This post is a continuation of last week’s post on toddler manipulation (and if we should even be calling it that).
The most common cause for a toddler (or even an older child) being labeled as manipulative is the classic, “oh, he’s just looking for attention.”
Attention, though, is a basic human need. Babies in orphanages who do not have human touch and interaction often fail to thrive; NICU babies who have visitors who hold and touch them are more likely to recover sooner; one of the significant advantages of breastfeeding over bottlefeeding is that you cannot simply prop your baby up with a breast to eat, forcing that physical touch and attention (on a side note – if you *are* bottle feeding, there’s no reason not to give your baby that cuddle time too!).
And it’s not just babies – we adults need attention and affirmation too.
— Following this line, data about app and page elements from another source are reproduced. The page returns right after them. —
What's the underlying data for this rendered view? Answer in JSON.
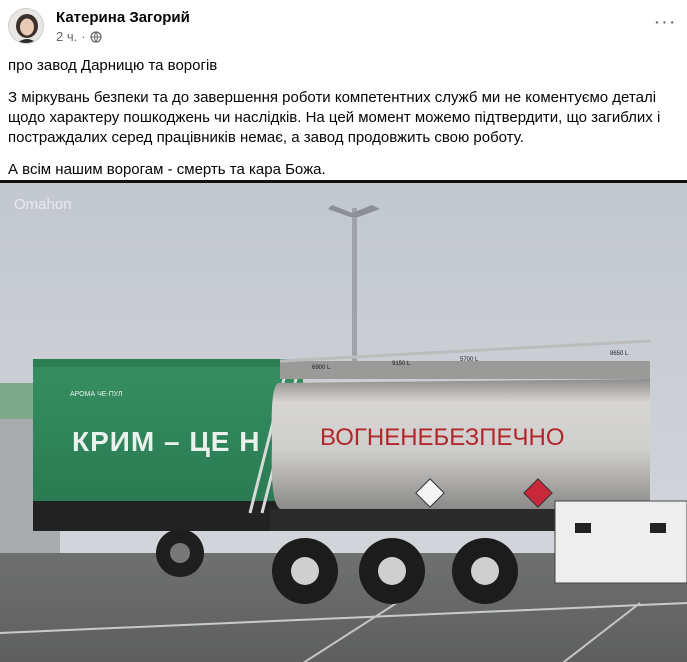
{
  "post": {
    "author": "Катерина Загорий",
    "time": "2 ч.",
    "more_label": "···",
    "paragraphs": [
      "про завод Дарницю та ворогів",
      "З міркувань безпеки та до завершення роботи компетентних служб ми не коментуємо деталі щодо характеру пошкоджень чи наслідків. На цей момент можемо підтвердити, що загиблих і постраждалих серед працівників немає, а завод продовжить свою роботу.",
      "А всім нашим ворогам - смерть та кара Божа."
    ]
  },
  "photo": {
    "watermark": "Оmahon",
    "trailer_brand": "АРОМА ЧЕ-ПУЛ",
    "trailer_text": "КРИМ – ЦЕ Н",
    "tank_text": "ВОГНЕНЕБЕЗПЕЧНО",
    "compartment_labels": [
      "6900 L",
      "9150 L",
      "5700 L",
      "8650 L"
    ],
    "colors": {
      "sky": "#c7ccd2",
      "trailer_green": "#2f8a5b",
      "tank": "#c9c8c6",
      "tank_text": "#b3262a",
      "asphalt": "#6e6f6f"
    }
  },
  "icons": {
    "globe": "globe-icon",
    "more": "more-options-icon"
  }
}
And we are very good at figuring out how to get the attention we need; so if positive attention is not forthcoming… then we move on to Plan B: negative attention.
This is all subconscious, of course – your toddler thinks about it just as much as you do. So the same way that you do not calculatedly complain in order to get attention, your toddler does not calculatedly protest at bedtime in order to get attention. She simply does what works.
So if she doesn’t or can’t get the attention she needs during the day, for whatever reason, and she knows that putting up a fuss at bedtime, waking up in the middle of the night, or waking early in the morning will mean that… mommy comes and cuddles her, or takes her into her bed, or sits with her, or lays with her or whatever it is and give her some good, quality one-on-one time, then she’s going to keep on protesting.
Or if he knows that refusing to eat his lunch will mean that you sit with him until he finishes it, then he’s going to continue to refuse it.
Now, as a disclaimer, there may be a number of things at play here – props, control (which we’ll discuss next week), lack of consistency, and unclear expectations can all contribute to this kind of behavior, but making sure that your child has some one-on-one time is super important for his growth and development – and for making sure bedtime stays on track.
So what does one-on-one time look like?
Just the two of you
That means no siblings, no cousins, no friends. You should be totally focused on this child, and this child ONLY. Put away your phone, turn off any electronics, and focus exclusively on him.
Once you have more than one child, you’re likely going to have to be conscious about building that time into the day.
Down on her level
Let her dictate how to she wants to spend this time with you. Sit on the floor with her in some child-led play. Reading, cars, house – follow her lead and give her your all.
Ideally, if you can, 10-15 minutes of one-on-one time a day is best, with either parent. Practically speaking, though, when you’ve got a bustling household and every afternoon is a mad dash through supper, homework and bed, it may be hard for you to fathom. If you can, some parents will do 5-10 minutes of one-on-one time right before it’s time for the child to go to sleep.
Otherwise, do as often as possible, but at least once a week. Try to divide and conquer with your husband on Shabbos and Sundays (if he’s home), to give each child some personal time with at least one parent every week.
Don’t think lack of one-on-one time is the problem? Well, how about choices?